-- WORK TO BE COMPLETED --
Whenever a line of the records below contains the word "error", copy that line.

(Element data from apps and pages)
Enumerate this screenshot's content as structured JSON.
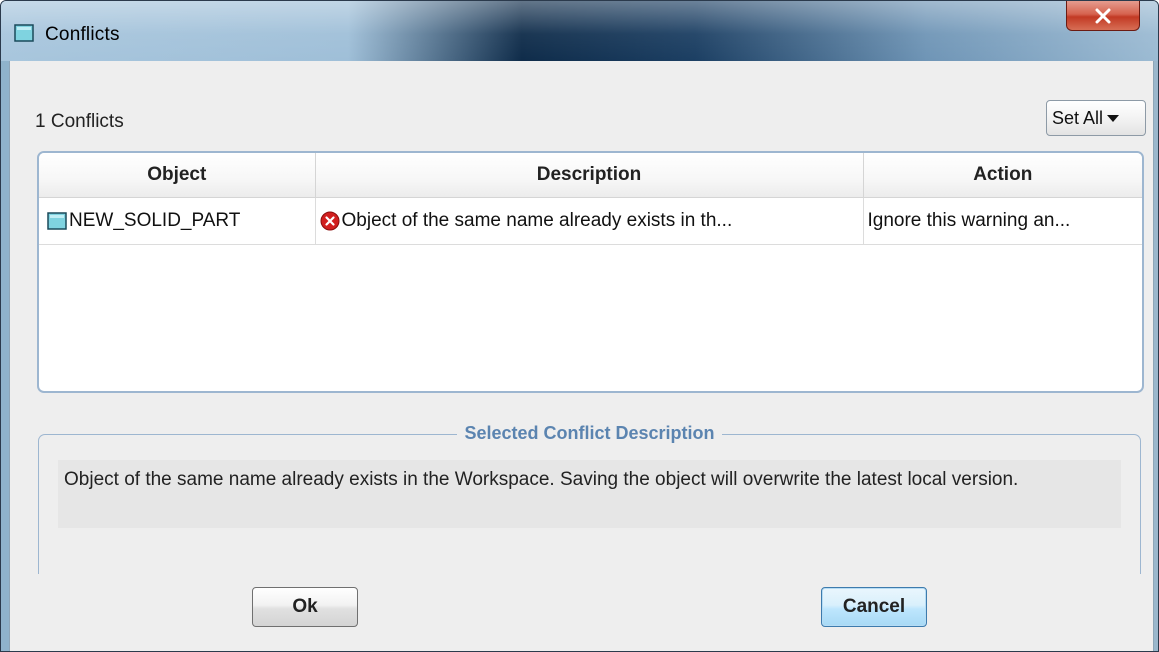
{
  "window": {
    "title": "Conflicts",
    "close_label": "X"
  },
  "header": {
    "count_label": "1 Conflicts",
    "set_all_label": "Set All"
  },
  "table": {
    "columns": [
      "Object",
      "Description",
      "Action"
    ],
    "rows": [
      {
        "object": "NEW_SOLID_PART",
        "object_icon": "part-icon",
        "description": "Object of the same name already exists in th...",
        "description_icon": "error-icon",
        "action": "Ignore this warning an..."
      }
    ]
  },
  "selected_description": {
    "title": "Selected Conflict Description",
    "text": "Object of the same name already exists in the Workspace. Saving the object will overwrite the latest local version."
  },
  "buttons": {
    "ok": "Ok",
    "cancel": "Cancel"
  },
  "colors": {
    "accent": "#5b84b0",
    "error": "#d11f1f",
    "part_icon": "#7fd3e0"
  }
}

-- REPLY --
        "description_icon": "error-icon",
    "error": "#d11f1f",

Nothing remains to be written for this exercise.